In 2019, Mayor Jayme Stayton used the words “bigger” and “growth” to describe his goals for the city, particularly for events and other items of business that began in 2018.
“The first year of me being mayor was learning, trying to figure out what was the best way to approach things and how to get things here, how to reach out to people and speak with them and get them to understand and see the vision that I see,” he said. “A lot of the citizens of Daleville have the same vision.”
He said that, though he continued learning in 2018, he was able to see some of his “vision” come to life.
“In 2018, once I learned (the systems in place), we started having these events,” he said. “Of course, the first one is always the hardest. So, in 2019, this is just going to come naturally. Every event that we have is going to run smoothly and be more relaxing than worrying.
“In 2019, it will be good to see some growth.”
The Daleville Family Fun Fest, which was a first-time event last year, is expected to be even bigger this year, according to Stayton.
“This Daleville Family Fun Fest is going to be bigger because we’re going to have concerts,” Stayton said. “In January, we’re going to start kicking it off and really advertise for Daleville.”
He said the event will also offer event-goers bigger rides and more to do for a range of ages, including younger children.
Another first-time event, the Fall Festival, brought businesses, churches and other organizations together to provide games and treats for families.
Stayton said planners for the fall festival are already planning to make this event bigger as well.
“It was great,” he said. “We had a good turnout there, so they’ve already decided that they’re going to have more stuff, so that will make that event bigger.”
The Inter-Tribal Native American Pow Wow returned to Daleville after a several-year absence. Stayton said this event will also come back bigger and better.
“It’s going to be bigger than it was,” he said, stating the event offers visitors a unique experience. “What’s good about the Pow Wow and what people need to understand is, there are no Native American restaurants. When are you going to get to try actual, handmade Native American food, unless you go to a reservation somewhere? This is your chance to come out and try it.
“It’s a chance for (people) to come out and try some different culture.”
Though it was held in April 2018, it will return to the City of Daleville in November for National Native American Heritage Month.
Two annual city events already saw growth in 2018: Spartan Fest and the city’s annual Christmas Parade.
“It’s always good,” Stayton said of Spartan Fest. “(Last year), we did a tournament. It’s going to be a little bit different this year; it’s going to be bigger. Not too much bigger, but it’s going to be great.”
He also predicts this Christmas parade will grow even more in 2019.
In addition to growth for events and entertainment opportunities for citizens, Stayton said he hopes to see growth in economic development for the city.
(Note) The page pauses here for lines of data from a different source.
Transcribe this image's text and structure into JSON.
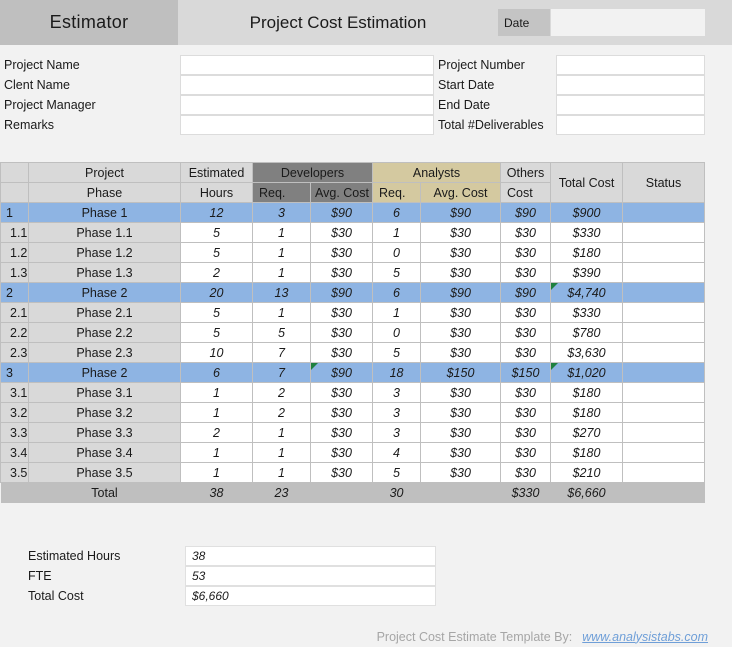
{
  "titlebar": {
    "app_name": "Estimator",
    "title": "Project Cost Estimation",
    "date_label": "Date",
    "date_value": ""
  },
  "form": {
    "left": [
      {
        "label": "Project Name",
        "value": ""
      },
      {
        "label": "Clent Name",
        "value": ""
      },
      {
        "label": "Project Manager",
        "value": ""
      },
      {
        "label": "Remarks",
        "value": ""
      }
    ],
    "right": [
      {
        "label": "Project Number",
        "value": ""
      },
      {
        "label": "Start Date",
        "value": ""
      },
      {
        "label": "End Date",
        "value": ""
      },
      {
        "label": "Total #Deliverables",
        "value": ""
      }
    ]
  },
  "table": {
    "header_top": {
      "num": "",
      "project": "Project",
      "estimated": "Estimated",
      "developers": "Developers",
      "analysts": "Analysts",
      "others": "Others",
      "total_cost": "Total Cost",
      "status": "Status"
    },
    "header_bottom": {
      "num": "",
      "phase": "Phase",
      "hours": "Hours",
      "dev_req": "Req.",
      "dev_cost": "Avg. Cost",
      "ana_req": "Req.",
      "ana_cost": "Avg. Cost",
      "others_cost": "Cost",
      "total_cost": "",
      "status": ""
    },
    "rows": [
      {
        "type": "main",
        "num": "1",
        "name": "Phase 1",
        "hours": "12",
        "dev_req": "3",
        "dev_cost": "$90",
        "ana_req": "6",
        "ana_cost": "$90",
        "others": "$90",
        "total": "$900",
        "status": "",
        "comments": []
      },
      {
        "type": "sub",
        "num": "1.1",
        "name": "Phase 1.1",
        "hours": "5",
        "dev_req": "1",
        "dev_cost": "$30",
        "ana_req": "1",
        "ana_cost": "$30",
        "others": "$30",
        "total": "$330",
        "status": "",
        "comments": []
      },
      {
        "type": "sub",
        "num": "1.2",
        "name": "Phase 1.2",
        "hours": "5",
        "dev_req": "1",
        "dev_cost": "$30",
        "ana_req": "0",
        "ana_cost": "$30",
        "others": "$30",
        "total": "$180",
        "status": "",
        "comments": []
      },
      {
        "type": "sub",
        "num": "1.3",
        "name": "Phase 1.3",
        "hours": "2",
        "dev_req": "1",
        "dev_cost": "$30",
        "ana_req": "5",
        "ana_cost": "$30",
        "others": "$30",
        "total": "$390",
        "status": "",
        "comments": []
      },
      {
        "type": "main",
        "num": "2",
        "name": "Phase 2",
        "hours": "20",
        "dev_req": "13",
        "dev_cost": "$90",
        "ana_req": "6",
        "ana_cost": "$90",
        "others": "$90",
        "total": "$4,740",
        "status": "",
        "comments": [
          "total"
        ]
      },
      {
        "type": "sub",
        "num": "2.1",
        "name": "Phase 2.1",
        "hours": "5",
        "dev_req": "1",
        "dev_cost": "$30",
        "ana_req": "1",
        "ana_cost": "$30",
        "others": "$30",
        "total": "$330",
        "status": "",
        "comments": []
      },
      {
        "type": "sub",
        "num": "2.2",
        "name": "Phase 2.2",
        "hours": "5",
        "dev_req": "5",
        "dev_cost": "$30",
        "ana_req": "0",
        "ana_cost": "$30",
        "others": "$30",
        "total": "$780",
        "status": "",
        "comments": []
      },
      {
        "type": "sub",
        "num": "2.3",
        "name": "Phase 2.3",
        "hours": "10",
        "dev_req": "7",
        "dev_cost": "$30",
        "ana_req": "5",
        "ana_cost": "$30",
        "others": "$30",
        "total": "$3,630",
        "status": "",
        "comments": []
      },
      {
        "type": "main",
        "num": "3",
        "name": "Phase 2",
        "hours": "6",
        "dev_req": "7",
        "dev_cost": "$90",
        "ana_req": "18",
        "ana_cost": "$150",
        "others": "$150",
        "total": "$1,020",
        "status": "",
        "comments": [
          "dev_cost",
          "total"
        ]
      },
      {
        "type": "sub",
        "num": "3.1",
        "name": "Phase 3.1",
        "hours": "1",
        "dev_req": "2",
        "dev_cost": "$30",
        "ana_req": "3",
        "ana_cost": "$30",
        "others": "$30",
        "total": "$180",
        "status": "",
        "comments": []
      },
      {
        "type": "sub",
        "num": "3.2",
        "name": "Phase 3.2",
        "hours": "1",
        "dev_req": "2",
        "dev_cost": "$30",
        "ana_req": "3",
        "ana_cost": "$30",
        "others": "$30",
        "total": "$180",
        "status": "",
        "comments": []
      },
      {
        "type": "sub",
        "num": "3.3",
        "name": "Phase 3.3",
        "hours": "2",
        "dev_req": "1",
        "dev_cost": "$30",
        "ana_req": "3",
        "ana_cost": "$30",
        "others": "$30",
        "total": "$270",
        "status": "",
        "comments": []
      },
      {
        "type": "sub",
        "num": "3.4",
        "name": "Phase 3.4",
        "hours": "1",
        "dev_req": "1",
        "dev_cost": "$30",
        "ana_req": "4",
        "ana_cost": "$30",
        "others": "$30",
        "total": "$180",
        "status": "",
        "comments": []
      },
      {
        "type": "sub",
        "num": "3.5",
        "name": "Phase 3.5",
        "hours": "1",
        "dev_req": "1",
        "dev_cost": "$30",
        "ana_req": "5",
        "ana_cost": "$30",
        "others": "$30",
        "total": "$210",
        "status": "",
        "comments": []
      },
      {
        "type": "total",
        "num": "",
        "name": "Total",
        "hours": "38",
        "dev_req": "23",
        "dev_cost": "",
        "ana_req": "30",
        "ana_cost": "",
        "others": "$330",
        "total": "$6,660",
        "status": "",
        "comments": []
      }
    ]
  },
  "summary": [
    {
      "label": "Estimated Hours",
      "value": "38"
    },
    {
      "label": "FTE",
      "value": "53"
    },
    {
      "label": "Total Cost",
      "value": "$6,660"
    }
  ],
  "footer": {
    "text": "Project Cost Estimate Template By:",
    "link": "www.analysistabs.com"
  },
  "colors": {
    "main_row": "#8eb4e3",
    "developers_header": "#808080",
    "analysts_header": "#d4c9a0",
    "total_row": "#bfbfbf",
    "comment_marker": "#1e8040",
    "link": "#6f9fd8"
  }
}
“There are businesses that have their eye on Daleville that I feel that (they could come) in 2019,” he said. “You never want to say something is going to happen and it doesn’t happen, but they are looking our way.”
He also said he is continuing to work on bringing an industry to the city.
“I’m still working hard on industry,” he said. “I want jobs here. I want something like the old Tri-Glass to come back.”
He said other, larger cities do affect h